  35. ^ Hobson, Bruce. "Cite of Sage City Symphony in Bio". Liner Notes for Piano Trios and Other Works. equinoxmusic.com. Retrieved 4 October 2011. 
  36. ^ Hurley, Susan. "Cite of work for Sage City Symphony in bio". omstream.com. Retrieved 4 October 2011. 
  37. ^ Davidson, Tina. "Cite of commission by Sage City Symphony". tinadavidson.com. Retrieved 4 October 2011. 
  38. ^ "Review of Blood Memory by Welcomat". tinadavidson.com. Retrieved 4 October 2011. 
  39. ^ Read, Thomas L. "Symphony for Orchestra with Piano Obbligato". American Composers Edition. Retrieved 4 October 2011. 
  40. ^ Cody, Judith (2002). Vivian Fine: A Bio-Bibliography. Amazon: Greenwood Press, Westport CT. p. 229. ISBN 0-313-25474-5. 
  41. ^ Eagle, John. "Cite of commission for Sage City Symphony". spokenwordinc.com. Retrieved 4 October 2011. 
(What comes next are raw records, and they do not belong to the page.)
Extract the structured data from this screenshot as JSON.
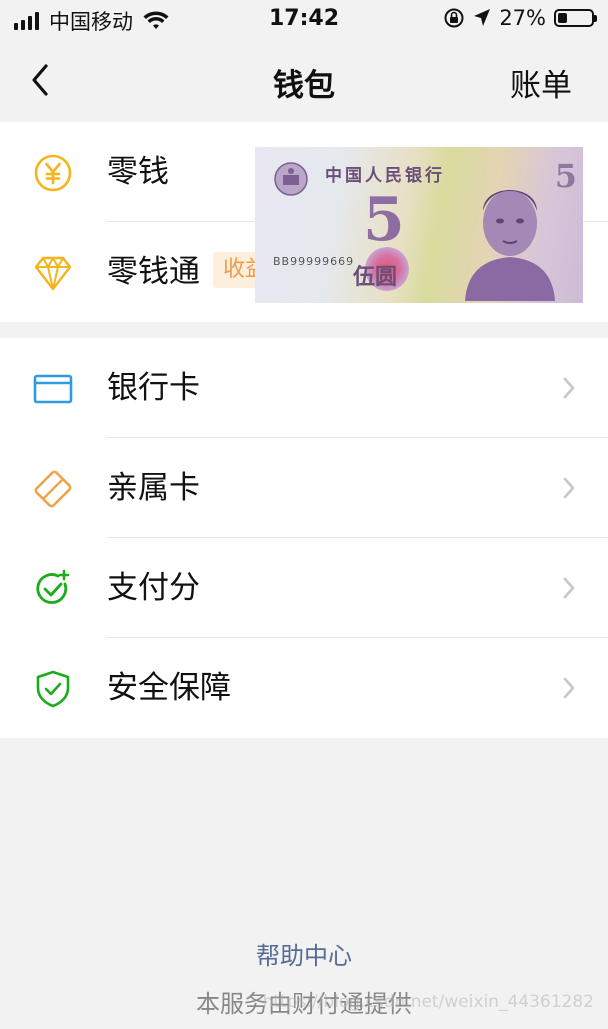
{
  "status_bar": {
    "carrier": "中国移动",
    "time": "17:42",
    "battery_percent": "27%",
    "battery_level": 0.27,
    "icons": [
      "signal-icon",
      "wifi-icon",
      "orientation-lock-icon",
      "location-icon",
      "battery-icon"
    ]
  },
  "nav": {
    "back_icon": "chevron-left-icon",
    "title": "钱包",
    "action_label": "账单"
  },
  "section_1": {
    "items": [
      {
        "label": "零钱",
        "icon": "yuan-coin-icon",
        "icon_color": "#f3b51b"
      },
      {
        "label": "零钱通",
        "icon": "diamond-icon",
        "icon_color": "#f3b51b",
        "badge": "收益"
      }
    ]
  },
  "banknote": {
    "header": "中国人民银行",
    "denomination": "5",
    "denomination_text": "伍圆",
    "serial": "BB99999669"
  },
  "section_2": {
    "items": [
      {
        "label": "银行卡",
        "icon": "bank-card-icon",
        "icon_color": "#2d9ce0"
      },
      {
        "label": "亲属卡",
        "icon": "family-card-icon",
        "icon_color": "#f0a448"
      },
      {
        "label": "支付分",
        "icon": "pay-score-icon",
        "icon_color": "#1aad19"
      },
      {
        "label": "安全保障",
        "icon": "shield-check-icon",
        "icon_color": "#1aad19"
      }
    ]
  },
  "footer": {
    "help_label": "帮助中心",
    "provider_text": "本服务由财付通提供",
    "watermark": "https://blog.csdn.net/weixin_44361282"
  },
  "colors": {
    "background": "#f2f2f2",
    "link": "#576b95",
    "accent_green": "#1aad19",
    "accent_yellow": "#f3b51b"
  }
}
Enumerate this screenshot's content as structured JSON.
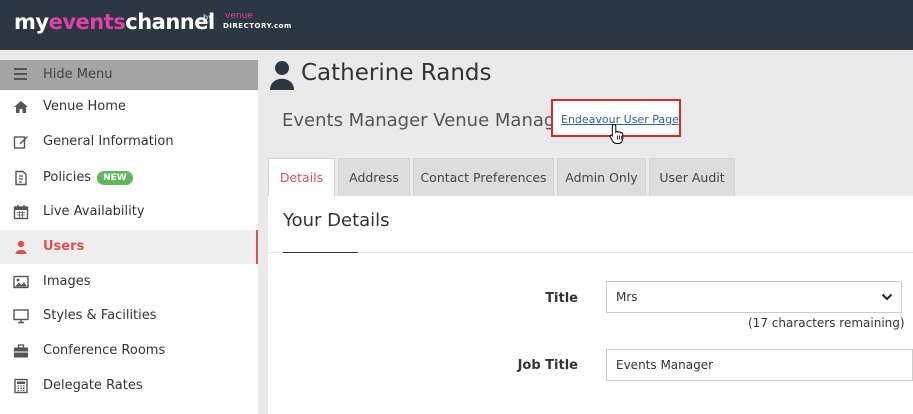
{
  "brand": {
    "logo_my": "my",
    "logo_events": "events",
    "logo_channel": "channel",
    "by": "by",
    "venue": "venue",
    "directory": "DIRECTORY.com",
    "accent": "#e040a8",
    "topbar_color": "#2b3843"
  },
  "sidebar": {
    "hide_menu_label": "Hide Menu",
    "items": [
      {
        "label": "Venue Home",
        "icon": "home-icon"
      },
      {
        "label": "General Information",
        "icon": "edit-icon"
      },
      {
        "label": "Policies",
        "icon": "document-icon",
        "badge": "NEW"
      },
      {
        "label": "Live Availability",
        "icon": "calendar-icon"
      },
      {
        "label": "Users",
        "icon": "user-icon",
        "active": true
      },
      {
        "label": "Images",
        "icon": "image-icon"
      },
      {
        "label": "Styles & Facilities",
        "icon": "monitor-icon"
      },
      {
        "label": "Conference Rooms",
        "icon": "briefcase-icon"
      },
      {
        "label": "Delegate Rates",
        "icon": "calculator-icon"
      }
    ],
    "active_color": "#d9534f"
  },
  "main": {
    "title": "Catherine Rands",
    "subtitle": "Events Manager Venue Manager",
    "endeavour_link": "Endeavour User Page",
    "tabs": [
      "Details",
      "Address",
      "Contact Preferences",
      "Admin Only",
      "User Audit"
    ],
    "active_tab": "Details",
    "panel_title": "Your Details",
    "form": {
      "title_label": "Title",
      "title_value": "Mrs",
      "title_remaining": "(17 characters remaining)",
      "job_title_label": "Job Title",
      "job_title_value": "Events Manager"
    }
  }
}
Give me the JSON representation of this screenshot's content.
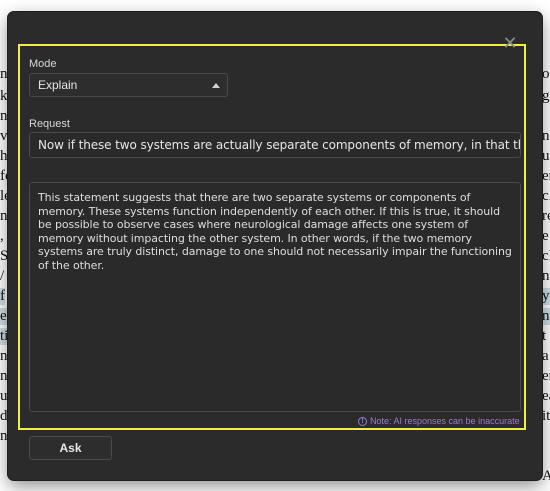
{
  "dialog": {
    "close_icon": "close-icon",
    "mode_label": "Mode",
    "mode_value": "Explain",
    "request_label": "Request",
    "request_value": "Now if these two systems are actually separate components of memory, in that they functio",
    "response_text": "This statement suggests that there are two separate systems or components of memory. These systems function independently of each other. If this is true, it should be possible to observe cases where neurological damage affects one system of memory without impacting the other system. In other words, if the two memory systems are truly distinct, damage to one should not necessarily impair the functioning of the other.",
    "note": "Note: AI responses can be inaccurate",
    "ask_label": "Ask"
  },
  "colors": {
    "dialog_bg": "#2b2b2b",
    "focus_frame": "#f3ef3a",
    "note": "#9a7bd6",
    "highlight": "#cfe0e6"
  },
  "background_doc": {
    "left_fragments": [
      "nt",
      "ka",
      "n",
      "vi",
      "h",
      "fe",
      "le",
      "n",
      ",",
      "S",
      "/",
      "f",
      "e",
      "ti",
      "n",
      "n",
      "u",
      "d",
      "n"
    ],
    "right_fragments": [
      "o",
      "g",
      "ns",
      "uc",
      "er",
      "c.",
      "re",
      "e",
      "cl",
      "nt",
      "y",
      "n",
      "t",
      "a",
      "er",
      "ea",
      "it",
      "A"
    ]
  }
}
  42. ^ Eagle, John. "Cite of commission for Sage City Symphony, entry on Jan 23 2011 upcoming perforamcn". johneaglemusic.com. Retrieved 4 October 2011. 
  43. ^ "Faculty listing, Kaori Washiyama". bennington.edu. Retrieved 4 October 2011. 
  44. ^ "Cite in Kerry Ryer-Parke bio as performing with Sage City Symphony". williams.edu. Retrieved 4 October 2011.